Tuesday, November 16, 2010

Using Social Media to Brand Yourself?

So how do you best brand yourself using Social Media?

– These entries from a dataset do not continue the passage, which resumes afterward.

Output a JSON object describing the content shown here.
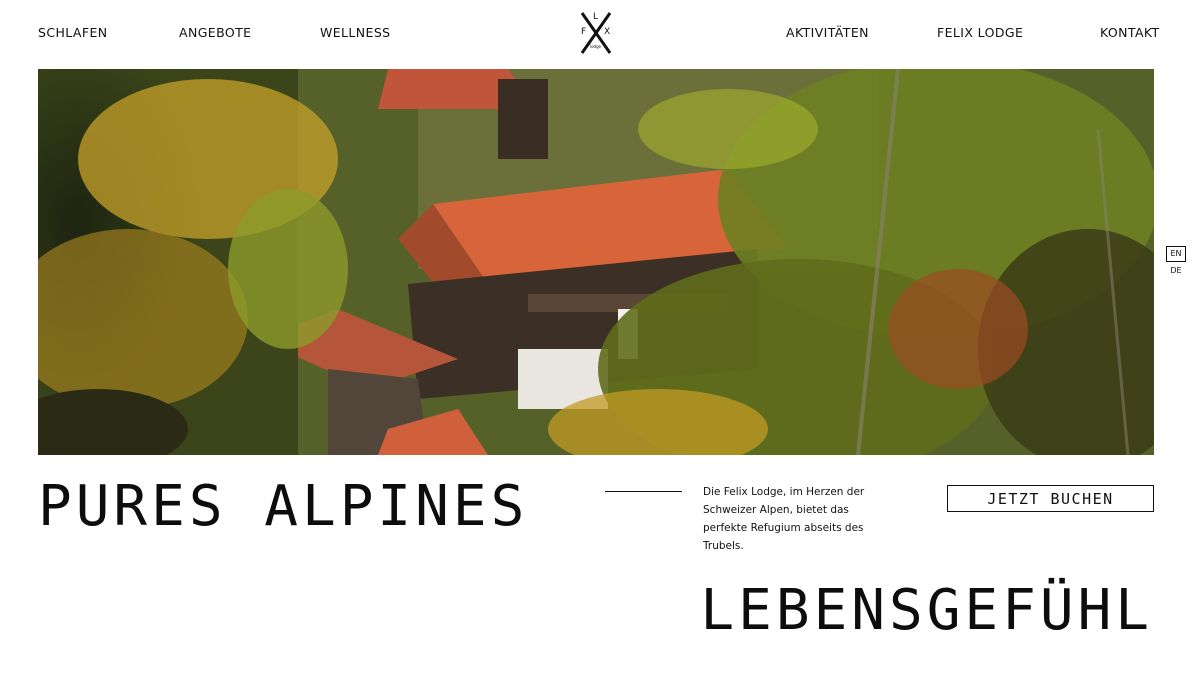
{
  "nav": {
    "left": [
      "SCHLAFEN",
      "ANGEBOTE",
      "WELLNESS"
    ],
    "right": [
      "AKTIVITÄTEN",
      "FELIX LODGE",
      "KONTAKT"
    ]
  },
  "logo": {
    "letters": [
      "L",
      "F",
      "X"
    ],
    "tagline": "lodge"
  },
  "language": {
    "options": [
      "EN",
      "DE"
    ],
    "active": "EN"
  },
  "headline": {
    "line1": "PURES ALPINES",
    "line2": "LEBENSGEFÜHL"
  },
  "intro": "Die Felix Lodge, im Herzen der Schweizer Alpen, bietet das perfekte Refugium abseits des Trubels.",
  "cta": {
    "book_label": "JETZT BUCHEN"
  },
  "colors": {
    "roof": "#d8643a",
    "foliage": "#7a8a2a",
    "autumn": "#c9921e",
    "text": "#111111"
  }
}
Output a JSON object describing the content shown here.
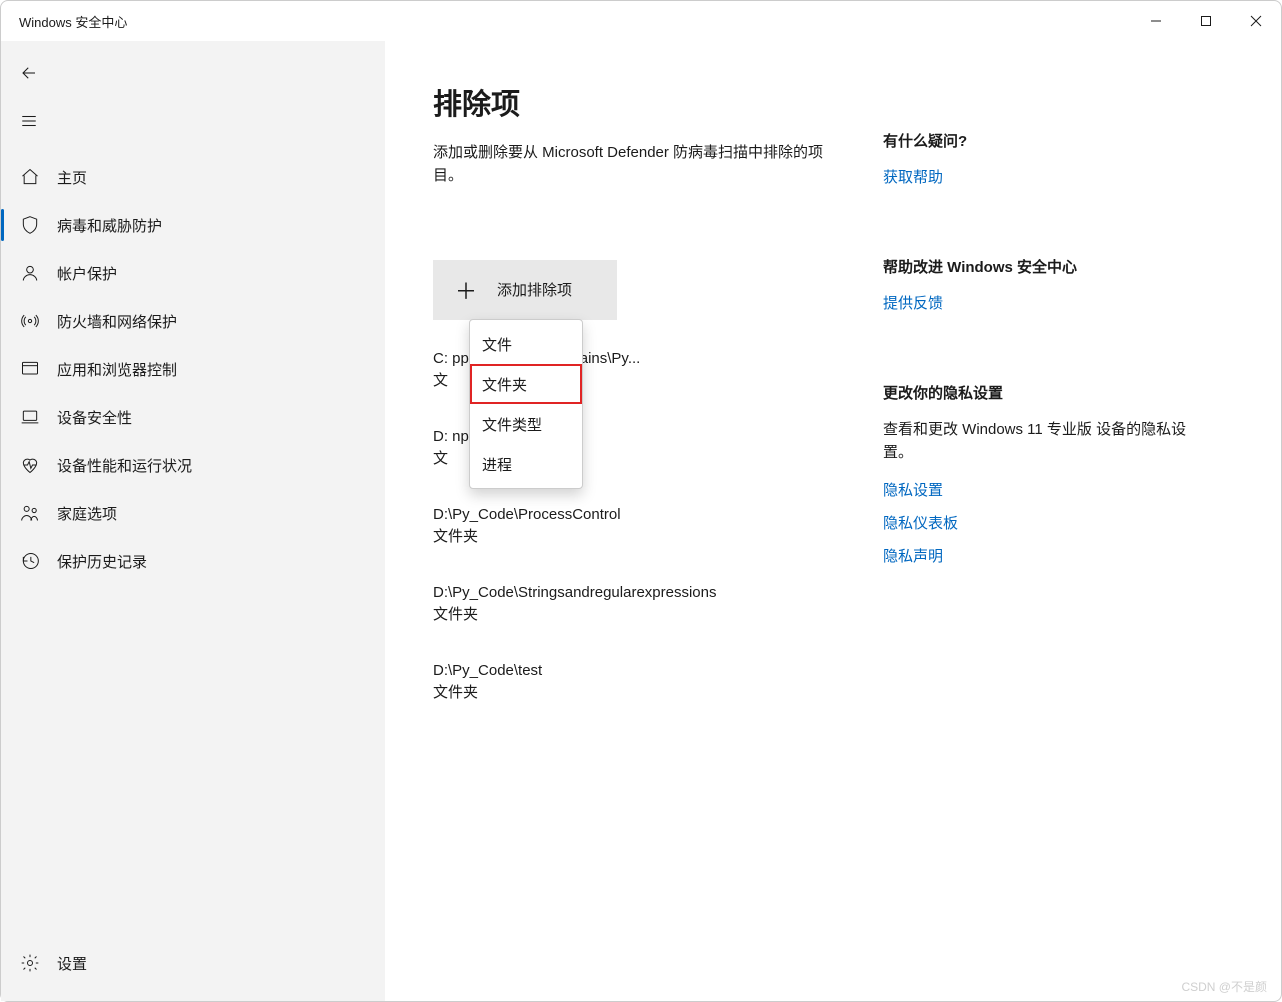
{
  "window": {
    "title": "Windows 安全中心"
  },
  "sidebar": {
    "items": [
      {
        "label": "主页"
      },
      {
        "label": "病毒和威胁防护"
      },
      {
        "label": "帐户保护"
      },
      {
        "label": "防火墙和网络保护"
      },
      {
        "label": "应用和浏览器控制"
      },
      {
        "label": "设备安全性"
      },
      {
        "label": "设备性能和运行状况"
      },
      {
        "label": "家庭选项"
      },
      {
        "label": "保护历史记录"
      }
    ],
    "settings": "设置"
  },
  "page": {
    "title": "排除项",
    "description": "添加或删除要从 Microsoft Defender 防病毒扫描中排除的项目。",
    "add_button": "添加排除项"
  },
  "context_menu": {
    "items": [
      {
        "label": "文件"
      },
      {
        "label": "文件夹"
      },
      {
        "label": "文件类型"
      },
      {
        "label": "进程"
      }
    ]
  },
  "exclusions": [
    {
      "path": "C:                  ppData\\Local\\JetBrains\\Py...",
      "type": "文"
    },
    {
      "path": "D:                  npositeDatatype",
      "type": "文"
    },
    {
      "path": "D:\\Py_Code\\ProcessControl",
      "type": "文件夹"
    },
    {
      "path": "D:\\Py_Code\\Stringsandregularexpressions",
      "type": "文件夹"
    },
    {
      "path": "D:\\Py_Code\\test",
      "type": "文件夹"
    }
  ],
  "rail": {
    "help": {
      "title": "有什么疑问?",
      "link": "获取帮助"
    },
    "improve": {
      "title": "帮助改进 Windows 安全中心",
      "link": "提供反馈"
    },
    "privacy": {
      "title": "更改你的隐私设置",
      "text": "查看和更改 Windows 11 专业版 设备的隐私设置。",
      "links": [
        "隐私设置",
        "隐私仪表板",
        "隐私声明"
      ]
    }
  },
  "watermark": "CSDN @不是颜"
}
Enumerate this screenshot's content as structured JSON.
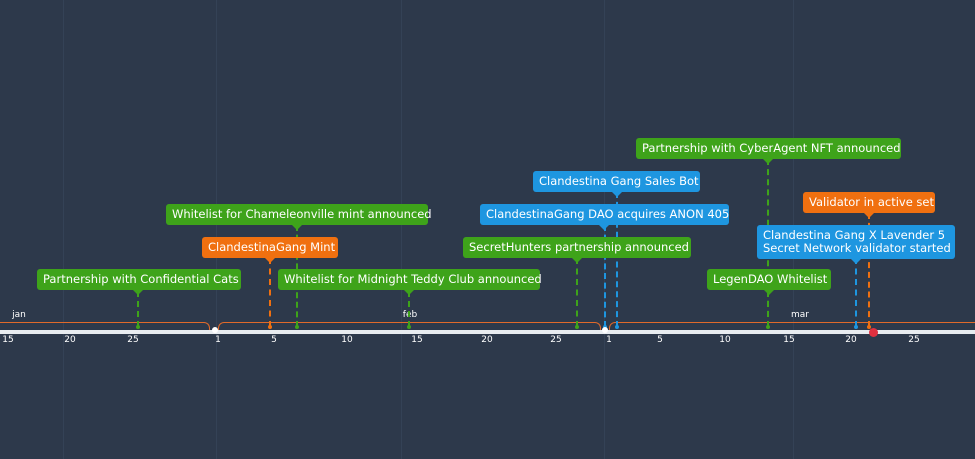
{
  "months": [
    "jan",
    "feb",
    "mar"
  ],
  "ticks": [
    "15",
    "20",
    "25",
    "1",
    "5",
    "10",
    "15",
    "20",
    "25",
    "1",
    "5",
    "10",
    "15",
    "20",
    "25"
  ],
  "colors": {
    "green": "#3ea31a",
    "orange": "#f07010",
    "blue": "#1e96e0",
    "background": "#2d394b",
    "axis": "#e8ecf0",
    "today": "#e0303f"
  },
  "events": [
    {
      "text": "Partnership with Confidential Cats",
      "color": "green"
    },
    {
      "text": "ClandestinaGang Mint",
      "color": "orange"
    },
    {
      "text": "Whitelist for Chameleonville mint announced",
      "color": "green"
    },
    {
      "text": "Whitelist for Midnight Teddy Club announced",
      "color": "green"
    },
    {
      "text": "SecretHunters partnership announced",
      "color": "green"
    },
    {
      "text": "ClandestinaGang DAO acquires ANON 405",
      "color": "blue"
    },
    {
      "text": "Clandestina Gang Sales Bot",
      "color": "blue"
    },
    {
      "text": "Partnership with CyberAgent NFT announced",
      "color": "green"
    },
    {
      "text": "LegenDAO Whitelist",
      "color": "green"
    },
    {
      "text": "Clandestina Gang X Lavender 5",
      "text2": "Secret Network validator started",
      "color": "blue"
    },
    {
      "text": "Validator in active set",
      "color": "orange"
    }
  ]
}
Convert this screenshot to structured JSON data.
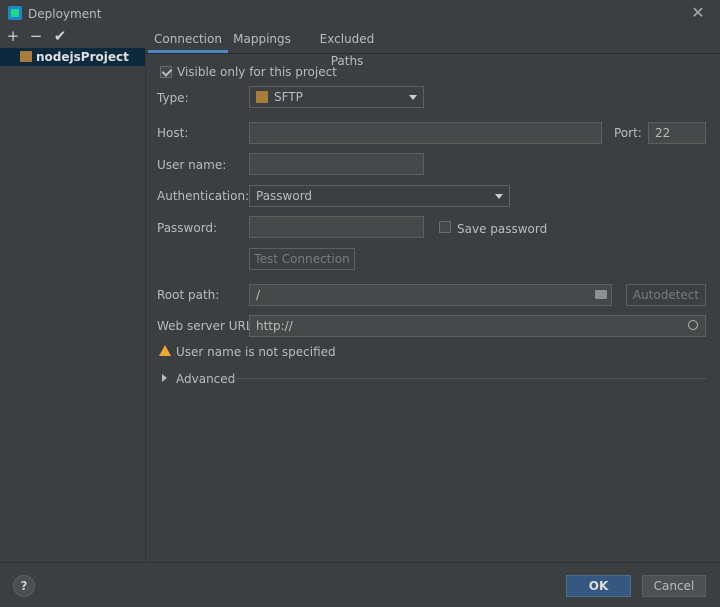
{
  "window": {
    "title": "Deployment"
  },
  "toolbar": {
    "add": "+",
    "remove": "−",
    "apply": "✔"
  },
  "servers": [
    {
      "label": "nodejsProject"
    }
  ],
  "tabs": [
    {
      "label": "Connection"
    },
    {
      "label": "Mappings"
    },
    {
      "label": "Excluded Paths"
    }
  ],
  "form": {
    "visible_only_label": "Visible only for this project",
    "type_label": "Type:",
    "type_value": "SFTP",
    "host_label": "Host:",
    "host_value": "",
    "port_label": "Port:",
    "port_value": "22",
    "username_label": "User name:",
    "username_value": "",
    "auth_label": "Authentication:",
    "auth_value": "Password",
    "password_label": "Password:",
    "password_value": "",
    "save_password_label": "Save password",
    "test_connection_label": "Test Connection",
    "root_path_label": "Root path:",
    "root_path_value": "/",
    "autodetect_label": "Autodetect",
    "web_url_label": "Web server URL:",
    "web_url_value": "http://",
    "warning_text": "User name is not specified",
    "advanced_label": "Advanced"
  },
  "footer": {
    "help": "?",
    "ok": "OK",
    "cancel": "Cancel"
  },
  "colors": {
    "accent": "#365880",
    "warning": "#f0a732",
    "selection": "#0d293e"
  }
}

We have been discussing all day today ways to brand yourself through the use of Social Media. I sat in a room with a number of other professionals from different educational and business backgrounds and everyone agreed on the fact that in order to make yourself, your business or your products you need to increase your digital footprint. So the discussions then moved to the how aspect of branding.
Making yourself Stand out from the crowd, using different unconventional methods to get your point across. So what do you use to do this, Twitter, Blogs, Facebook and other forms of social media?
Be an expert at something. Choose something that you are working on or have a passion for and learn as much as you can about it and then get the word out. Use all of these forms of social media to get the information out to people and increase your base of knowledge while gathering in people to help you fill in the blanks.
Concentrate on the contacts you make. In business we always have heard about networking with others to meet and interact with other professionals from similar and different fields. In the past this was done in a face to face setting. Well lets come into the 21st century and start doing the same thing but on the web. Lets use Twitter to broadcast out and gather up information about topics you are interested in. Use Blogs to give your opinion about technologies, gadgets, ideas and information that others can comment on and could redistribute out to others. Other social media outlets like Facebook where you can create fan pages dedicated to what your interests are which allow others to see what you have to say and to send you information as well.

The biggest thing that I can say I have gotten so far is that the more you brand yourself through the use of social media the wider your base of knowledge to pull from and share out information.


Emory said...

Hey Evan,
I enjoyed the post and have been interested in the ways technology tools can increase learning and make teaching more collaborative.

I guess the one part that concerns me (and I realize it might just be semantics)is the term "branding". "Branding" and "creating a brand" sound like vocabulary associated with businesses. And one of the current issues in education seems to be the desire to apply business models and practices on schools and classrooms. This is a practice that I think needs to be resisted. So while I agree with a lot you had to say about the advantages to using twitter, blogs and other social media for learning opportunities I would hesitate to pull in language that would evoke business in the role of teaching.

Again, I'm not jumping on you because I think the post is a good one just wondering about business terminology seeping in education.
Am I off on this one?

Marlo Gaddis said...


As I read your comment, I found myself smiling and imagining this debate in our old office. So in the spirit of the past, I respectfully disagree with you. I think one issue we have as educators is wanting to keep education separate from the rest of the world. We resist the naming or creating of any practices that are in line with the business world. But if we are really about developing our students and making them career or college ready, shouldn't we be acting and talking MORE like business? Shouldn't we be teaching our students how to have that creative right-brained business brain that Daniel Pink talks so much about? The business landscape is changing ahead of the educational world. It is our job to embrace the practices that have value and discern those that are not. Whether we in education use the term "branding" or not makes it no less true for others outside our walls. Whether we like it or not, what we do in and out of our buildings, on the web, and anywhere else creates a picture of our values, our beliefs, and our devotion to students.

I embrace the business world weaving in and out of education now. If we are wise, we will take the best parts and make them ours and learn how to throw away the rest.

Emory said...

Good points. And while I realize that I'm turning the conversation even further from Evan's original post, I think my issue is the business model is not a good fit for schools because our classrooms aren't producing products but hopefully good citizens. And business models, in many cases seems to go hand and hand with the culture of standardized testing that I think Dan Pink would argue are harmful for our schools.

Maybe the question I should ask is which businesses are we modeling ourselves after and to what end. And who decides which parts of business practices we use in our schools.

Thanks for the good conversation. It makes me miss being right outside your office :)